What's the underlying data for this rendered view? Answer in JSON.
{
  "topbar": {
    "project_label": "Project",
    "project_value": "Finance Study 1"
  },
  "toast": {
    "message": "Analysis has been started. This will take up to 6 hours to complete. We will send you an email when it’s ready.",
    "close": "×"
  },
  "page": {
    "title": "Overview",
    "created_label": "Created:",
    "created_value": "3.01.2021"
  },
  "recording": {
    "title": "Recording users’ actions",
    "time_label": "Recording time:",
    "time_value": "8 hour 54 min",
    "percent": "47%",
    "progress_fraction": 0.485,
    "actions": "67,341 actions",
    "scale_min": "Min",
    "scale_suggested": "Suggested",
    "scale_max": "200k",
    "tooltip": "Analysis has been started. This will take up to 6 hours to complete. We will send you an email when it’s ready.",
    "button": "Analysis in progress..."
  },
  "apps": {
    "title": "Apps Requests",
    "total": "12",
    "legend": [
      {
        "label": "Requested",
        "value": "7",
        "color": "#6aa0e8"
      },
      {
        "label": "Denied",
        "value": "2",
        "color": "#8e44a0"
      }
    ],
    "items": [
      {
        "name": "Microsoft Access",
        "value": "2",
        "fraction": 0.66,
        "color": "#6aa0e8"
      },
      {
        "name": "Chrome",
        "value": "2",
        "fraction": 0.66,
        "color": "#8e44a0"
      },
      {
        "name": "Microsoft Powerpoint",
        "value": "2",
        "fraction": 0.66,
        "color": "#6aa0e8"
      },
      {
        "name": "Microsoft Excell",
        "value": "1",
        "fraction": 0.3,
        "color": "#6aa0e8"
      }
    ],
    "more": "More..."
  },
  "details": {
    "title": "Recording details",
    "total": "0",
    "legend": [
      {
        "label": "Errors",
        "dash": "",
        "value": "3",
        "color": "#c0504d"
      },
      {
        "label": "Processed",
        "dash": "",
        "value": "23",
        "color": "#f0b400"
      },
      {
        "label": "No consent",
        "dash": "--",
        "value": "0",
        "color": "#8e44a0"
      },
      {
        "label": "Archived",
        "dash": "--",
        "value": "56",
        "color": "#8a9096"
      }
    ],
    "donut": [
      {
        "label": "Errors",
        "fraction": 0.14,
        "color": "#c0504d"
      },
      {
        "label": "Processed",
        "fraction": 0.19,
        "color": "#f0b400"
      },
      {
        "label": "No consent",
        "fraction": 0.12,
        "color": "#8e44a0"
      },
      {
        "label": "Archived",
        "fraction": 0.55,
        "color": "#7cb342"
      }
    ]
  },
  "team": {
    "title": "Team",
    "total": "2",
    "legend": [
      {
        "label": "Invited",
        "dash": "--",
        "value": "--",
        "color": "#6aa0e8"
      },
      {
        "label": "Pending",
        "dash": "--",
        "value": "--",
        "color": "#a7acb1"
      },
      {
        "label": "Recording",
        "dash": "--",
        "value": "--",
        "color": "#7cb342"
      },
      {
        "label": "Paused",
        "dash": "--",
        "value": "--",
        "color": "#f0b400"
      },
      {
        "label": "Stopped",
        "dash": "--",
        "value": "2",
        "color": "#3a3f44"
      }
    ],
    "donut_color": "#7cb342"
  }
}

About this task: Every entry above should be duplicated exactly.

Output below:
What's the underlying data for this rendered view? Answer in JSON.
{
  "topbar": {
    "project_label": "Project",
    "project_value": "Finance Study 1"
  },
  "toast": {
    "message": "Analysis has been started. This will take up to 6 hours to complete. We will send you an email when it’s ready.",
    "close": "×"
  },
  "page": {
    "title": "Overview",
    "created_label": "Created:",
    "created_value": "3.01.2021"
  },
  "recording": {
    "title": "Recording users’ actions",
    "time_label": "Recording time:",
    "time_value": "8 hour 54 min",
    "percent": "47%",
    "progress_fraction": 0.485,
    "actions": "67,341 actions",
    "scale_min": "Min",
    "scale_suggested": "Suggested",
    "scale_max": "200k",
    "tooltip": "Analysis has been started. This will take up to 6 hours to complete. We will send you an email when it’s ready.",
    "button": "Analysis in progress..."
  },
  "apps": {
    "title": "Apps Requests",
    "total": "12",
    "legend": [
      {
        "label": "Requested",
        "value": "7",
        "color": "#6aa0e8"
      },
      {
        "label": "Denied",
        "value": "2",
        "color": "#8e44a0"
      }
    ],
    "items": [
      {
        "name": "Microsoft Access",
        "value": "2",
        "fraction": 0.66,
        "color": "#6aa0e8"
      },
      {
        "name": "Chrome",
        "value": "2",
        "fraction": 0.66,
        "color": "#8e44a0"
      },
      {
        "name": "Microsoft Powerpoint",
        "value": "2",
        "fraction": 0.66,
        "color": "#6aa0e8"
      },
      {
        "name": "Microsoft Excell",
        "value": "1",
        "fraction": 0.3,
        "color": "#6aa0e8"
      }
    ],
    "more": "More..."
  },
  "details": {
    "title": "Recording details",
    "total": "0",
    "legend": [
      {
        "label": "Errors",
        "dash": "",
        "value": "3",
        "color": "#c0504d"
      },
      {
        "label": "Processed",
        "dash": "",
        "value": "23",
        "color": "#f0b400"
      },
      {
        "label": "No consent",
        "dash": "--",
        "value": "0",
        "color": "#8e44a0"
      },
      {
        "label": "Archived",
        "dash": "--",
        "value": "56",
        "color": "#8a9096"
      }
    ],
    "donut": [
      {
        "label": "Errors",
        "fraction": 0.14,
        "color": "#c0504d"
      },
      {
        "label": "Processed",
        "fraction": 0.19,
        "color": "#f0b400"
      },
      {
        "label": "No consent",
        "fraction": 0.12,
        "color": "#8e44a0"
      },
      {
        "label": "Archived",
        "fraction": 0.55,
        "color": "#7cb342"
      }
    ]
  },
  "team": {
    "title": "Team",
    "total": "2",
    "legend": [
      {
        "label": "Invited",
        "dash": "--",
        "value": "--",
        "color": "#6aa0e8"
      },
      {
        "label": "Pending",
        "dash": "--",
        "value": "--",
        "color": "#a7acb1"
      },
      {
        "label": "Recording",
        "dash": "--",
        "value": "--",
        "color": "#7cb342"
      },
      {
        "label": "Paused",
        "dash": "--",
        "value": "--",
        "color": "#f0b400"
      },
      {
        "label": "Stopped",
        "dash": "--",
        "value": "2",
        "color": "#3a3f44"
      }
    ],
    "donut_color": "#7cb342"
  }
}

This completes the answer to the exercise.